As Kramer puts it in the episode "The Reverse Peephole", Newman can climb trees "like a ring-tailed lemur," a skill he claims to have learned in the Pacific Northwest. Despite his girth, Newman is a "fantastic" tennis player and a nimble runner. He is seen running athletically in several episodes. In the finale Newman claims to be one quarter French. In "The Label Maker", Jerry even agrees with George that Newman is "merry", which appeared to be a compliment of sorts. Newman takes his job as a mailman with pride but, paradoxically, is portrayed as a lazy worker with such habits as not working when it is raining or hiding bags of mail in Jerry's basement storage locker rather than delivering them. Despite such clear lack of respect for mail, he nevertheless impulsively protests the idea of any mail being considered "junk". He is sometimes known to use his job for corrupt purposes, such as purposely withholding mail (often utility bills or the like) for blackmail revenge, or using the Union to get himself out of jail.

Newman's angry rants directed against Jerry and, at times, the United States Postal Service in various episodes tend to be bombastic and verbose, displaying an impressive command of language. One of his most well known speeches takes place in "The Finale", after Jerry refuses to take him to Paris:

"All right! But hear me and hear me well! The day will come, oh yes, mark my words, Seinfeld! Your day of reckoning is coming, when an evil wind will blow through your little playworld and wipe that smug smile off your face! And I'll be there in all my glory, watching, watching as it all comes crumbling down!"

There are a couple of episodes where Newman serves other roles than Jerry's enemy and Kramer's friend. He collaborated with George in "The Calzone" in an attempt to find another way to get a calzone to George Steinbrenner. He fell in love with Elaine for a few episodes, but the incident ends in "The Reverse Peephole", in which Elaine tries to get a fur coat back for Joe Mayo.

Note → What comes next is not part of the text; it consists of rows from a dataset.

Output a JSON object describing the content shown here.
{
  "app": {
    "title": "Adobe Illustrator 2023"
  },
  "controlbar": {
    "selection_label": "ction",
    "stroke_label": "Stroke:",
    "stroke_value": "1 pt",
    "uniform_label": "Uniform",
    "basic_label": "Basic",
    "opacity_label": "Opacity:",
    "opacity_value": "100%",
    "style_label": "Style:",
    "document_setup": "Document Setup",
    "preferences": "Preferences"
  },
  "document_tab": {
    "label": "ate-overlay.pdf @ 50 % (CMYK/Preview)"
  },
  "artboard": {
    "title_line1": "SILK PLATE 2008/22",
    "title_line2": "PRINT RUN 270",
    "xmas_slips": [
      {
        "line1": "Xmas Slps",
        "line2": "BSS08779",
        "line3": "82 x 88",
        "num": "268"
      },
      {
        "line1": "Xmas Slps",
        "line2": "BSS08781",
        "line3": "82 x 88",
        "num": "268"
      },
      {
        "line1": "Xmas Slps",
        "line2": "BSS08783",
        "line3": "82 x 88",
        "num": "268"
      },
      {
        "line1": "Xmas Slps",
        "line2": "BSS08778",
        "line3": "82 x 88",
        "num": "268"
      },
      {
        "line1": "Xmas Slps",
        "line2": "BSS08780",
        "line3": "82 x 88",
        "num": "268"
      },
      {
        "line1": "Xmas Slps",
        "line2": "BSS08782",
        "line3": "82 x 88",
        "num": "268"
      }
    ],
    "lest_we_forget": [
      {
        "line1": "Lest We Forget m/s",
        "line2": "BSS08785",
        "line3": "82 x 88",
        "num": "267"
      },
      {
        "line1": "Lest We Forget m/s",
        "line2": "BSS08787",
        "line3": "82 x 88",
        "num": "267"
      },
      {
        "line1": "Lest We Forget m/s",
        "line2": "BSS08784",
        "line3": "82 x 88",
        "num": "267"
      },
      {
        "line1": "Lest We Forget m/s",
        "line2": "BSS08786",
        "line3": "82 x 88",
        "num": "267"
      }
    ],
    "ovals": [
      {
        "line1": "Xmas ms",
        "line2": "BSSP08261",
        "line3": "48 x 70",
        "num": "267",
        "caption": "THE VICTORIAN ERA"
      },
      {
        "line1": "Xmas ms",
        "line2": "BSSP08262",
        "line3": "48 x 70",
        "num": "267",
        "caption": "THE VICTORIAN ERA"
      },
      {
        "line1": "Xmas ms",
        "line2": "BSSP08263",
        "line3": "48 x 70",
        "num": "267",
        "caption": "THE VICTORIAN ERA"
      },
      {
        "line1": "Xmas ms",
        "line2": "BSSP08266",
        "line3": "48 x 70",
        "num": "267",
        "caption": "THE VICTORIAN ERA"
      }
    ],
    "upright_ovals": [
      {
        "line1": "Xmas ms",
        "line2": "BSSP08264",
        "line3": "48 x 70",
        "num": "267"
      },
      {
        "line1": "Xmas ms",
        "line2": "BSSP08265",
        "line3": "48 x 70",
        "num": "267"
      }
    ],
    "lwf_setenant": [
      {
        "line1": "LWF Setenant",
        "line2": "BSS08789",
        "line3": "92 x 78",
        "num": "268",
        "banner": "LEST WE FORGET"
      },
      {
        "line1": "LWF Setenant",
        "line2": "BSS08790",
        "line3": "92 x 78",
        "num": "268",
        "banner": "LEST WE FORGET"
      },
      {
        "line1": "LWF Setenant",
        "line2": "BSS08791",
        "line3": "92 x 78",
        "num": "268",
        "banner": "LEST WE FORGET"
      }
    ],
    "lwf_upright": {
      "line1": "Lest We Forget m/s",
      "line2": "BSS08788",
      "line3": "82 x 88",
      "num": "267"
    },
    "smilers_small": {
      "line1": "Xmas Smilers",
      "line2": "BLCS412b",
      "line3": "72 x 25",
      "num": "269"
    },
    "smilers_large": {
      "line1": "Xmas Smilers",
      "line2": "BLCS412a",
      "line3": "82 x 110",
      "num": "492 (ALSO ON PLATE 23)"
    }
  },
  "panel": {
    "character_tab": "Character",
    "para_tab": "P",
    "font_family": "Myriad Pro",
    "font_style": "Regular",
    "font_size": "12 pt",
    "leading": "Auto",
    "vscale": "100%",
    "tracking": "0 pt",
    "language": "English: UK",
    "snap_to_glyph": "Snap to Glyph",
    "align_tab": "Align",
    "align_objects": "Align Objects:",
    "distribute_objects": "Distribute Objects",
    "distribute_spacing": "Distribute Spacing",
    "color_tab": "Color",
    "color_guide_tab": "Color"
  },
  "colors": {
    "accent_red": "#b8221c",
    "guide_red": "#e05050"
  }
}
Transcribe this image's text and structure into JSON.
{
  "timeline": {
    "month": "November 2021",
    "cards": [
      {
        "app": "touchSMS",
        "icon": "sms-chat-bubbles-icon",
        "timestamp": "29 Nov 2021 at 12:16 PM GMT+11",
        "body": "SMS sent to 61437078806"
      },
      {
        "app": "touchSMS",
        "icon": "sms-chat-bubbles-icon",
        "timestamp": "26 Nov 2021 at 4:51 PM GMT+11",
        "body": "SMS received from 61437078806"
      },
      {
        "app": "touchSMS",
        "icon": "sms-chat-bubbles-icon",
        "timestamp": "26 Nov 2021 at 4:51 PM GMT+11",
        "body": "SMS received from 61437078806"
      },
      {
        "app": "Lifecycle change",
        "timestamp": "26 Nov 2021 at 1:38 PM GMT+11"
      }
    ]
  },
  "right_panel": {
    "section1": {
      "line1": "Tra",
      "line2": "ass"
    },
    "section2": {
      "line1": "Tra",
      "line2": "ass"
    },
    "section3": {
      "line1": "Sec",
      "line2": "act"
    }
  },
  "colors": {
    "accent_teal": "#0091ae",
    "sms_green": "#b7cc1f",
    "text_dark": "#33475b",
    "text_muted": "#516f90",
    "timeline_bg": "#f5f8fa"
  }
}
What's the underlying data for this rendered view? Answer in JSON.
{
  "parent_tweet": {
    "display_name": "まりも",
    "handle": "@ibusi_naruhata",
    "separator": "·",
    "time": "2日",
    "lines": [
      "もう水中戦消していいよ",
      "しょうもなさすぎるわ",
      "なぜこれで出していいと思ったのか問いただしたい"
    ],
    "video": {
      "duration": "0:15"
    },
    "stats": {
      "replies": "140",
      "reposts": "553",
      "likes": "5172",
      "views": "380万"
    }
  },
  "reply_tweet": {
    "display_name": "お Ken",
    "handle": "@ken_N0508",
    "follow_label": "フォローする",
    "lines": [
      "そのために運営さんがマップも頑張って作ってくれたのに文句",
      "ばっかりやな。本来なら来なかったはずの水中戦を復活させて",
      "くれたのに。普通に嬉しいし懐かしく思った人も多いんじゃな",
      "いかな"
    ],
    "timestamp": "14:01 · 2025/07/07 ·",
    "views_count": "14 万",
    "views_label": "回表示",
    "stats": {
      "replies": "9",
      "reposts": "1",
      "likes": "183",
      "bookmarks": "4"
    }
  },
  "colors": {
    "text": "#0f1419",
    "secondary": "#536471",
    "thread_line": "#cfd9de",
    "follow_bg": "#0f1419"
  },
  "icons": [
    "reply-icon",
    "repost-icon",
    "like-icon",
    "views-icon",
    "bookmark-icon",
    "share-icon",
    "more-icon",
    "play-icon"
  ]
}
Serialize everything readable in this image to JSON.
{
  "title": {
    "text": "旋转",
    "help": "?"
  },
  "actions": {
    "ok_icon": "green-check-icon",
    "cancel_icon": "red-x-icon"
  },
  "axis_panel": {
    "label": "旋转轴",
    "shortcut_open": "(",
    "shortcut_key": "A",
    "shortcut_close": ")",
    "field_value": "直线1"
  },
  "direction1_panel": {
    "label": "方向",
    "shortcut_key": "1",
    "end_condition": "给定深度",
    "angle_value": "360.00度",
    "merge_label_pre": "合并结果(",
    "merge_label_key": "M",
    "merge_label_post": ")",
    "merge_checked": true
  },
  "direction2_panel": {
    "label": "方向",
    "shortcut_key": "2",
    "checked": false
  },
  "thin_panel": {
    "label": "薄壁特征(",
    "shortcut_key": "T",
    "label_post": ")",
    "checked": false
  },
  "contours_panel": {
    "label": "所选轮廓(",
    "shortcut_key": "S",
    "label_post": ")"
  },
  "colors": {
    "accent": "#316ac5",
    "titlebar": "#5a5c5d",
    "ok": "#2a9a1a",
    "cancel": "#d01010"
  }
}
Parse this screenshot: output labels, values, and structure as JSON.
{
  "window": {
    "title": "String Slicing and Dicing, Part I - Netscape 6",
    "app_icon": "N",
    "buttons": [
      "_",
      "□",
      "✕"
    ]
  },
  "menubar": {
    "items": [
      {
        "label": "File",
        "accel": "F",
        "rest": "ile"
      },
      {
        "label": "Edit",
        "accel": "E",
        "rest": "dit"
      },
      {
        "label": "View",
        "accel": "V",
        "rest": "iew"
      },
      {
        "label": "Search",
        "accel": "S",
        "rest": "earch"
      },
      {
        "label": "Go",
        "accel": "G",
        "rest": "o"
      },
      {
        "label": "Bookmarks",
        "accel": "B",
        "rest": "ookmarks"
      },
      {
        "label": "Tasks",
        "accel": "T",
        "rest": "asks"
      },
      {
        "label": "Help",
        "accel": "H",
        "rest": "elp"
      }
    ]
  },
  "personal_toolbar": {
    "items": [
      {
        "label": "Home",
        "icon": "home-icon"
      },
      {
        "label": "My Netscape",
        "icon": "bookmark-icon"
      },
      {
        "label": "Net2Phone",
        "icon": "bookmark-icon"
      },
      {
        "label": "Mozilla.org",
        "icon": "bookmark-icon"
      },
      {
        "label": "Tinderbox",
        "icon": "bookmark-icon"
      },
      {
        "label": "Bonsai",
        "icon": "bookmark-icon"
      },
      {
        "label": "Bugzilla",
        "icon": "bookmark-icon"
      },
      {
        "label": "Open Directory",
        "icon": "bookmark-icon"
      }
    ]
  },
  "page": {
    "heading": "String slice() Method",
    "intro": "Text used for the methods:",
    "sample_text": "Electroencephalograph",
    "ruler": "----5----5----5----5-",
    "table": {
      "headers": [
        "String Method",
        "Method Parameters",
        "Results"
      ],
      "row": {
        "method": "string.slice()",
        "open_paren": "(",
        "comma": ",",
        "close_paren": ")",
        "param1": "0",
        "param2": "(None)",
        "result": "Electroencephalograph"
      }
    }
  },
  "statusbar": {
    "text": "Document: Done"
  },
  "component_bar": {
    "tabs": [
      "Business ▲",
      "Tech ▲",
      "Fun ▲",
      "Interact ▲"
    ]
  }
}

He has a few friends from the post office and girlfriends in a couple of episodes. One moment in "The Bottle Deposit", after he is dumped from his mail truck, he seeks refuge in a farmer's, but is kicked out for having sex with the farmer's daughter, who calls him "Norman". Newman was also seen with a supermodel after his birthday wish comes true in "The Betrayal".

Evil Deeds

Trivia

  • Seinfeld has been quoted as saying that he almost feels sorry for Wayne Knight, as his portrayal of Newman has typecast him to the point that "everywhere he goes, he must be greeted with 'Hello, Newman.'" In fact, during the Seinfeld DVD special features, Knight recounts an occasion when he was having a particularly bad day, where after a series of unfortunate events, a fan happened to yell "Hello, Newman." This resulted in Knight releasing his long day's built-up anger on the unsuspecting fan.

Also on Fandom

Random Wiki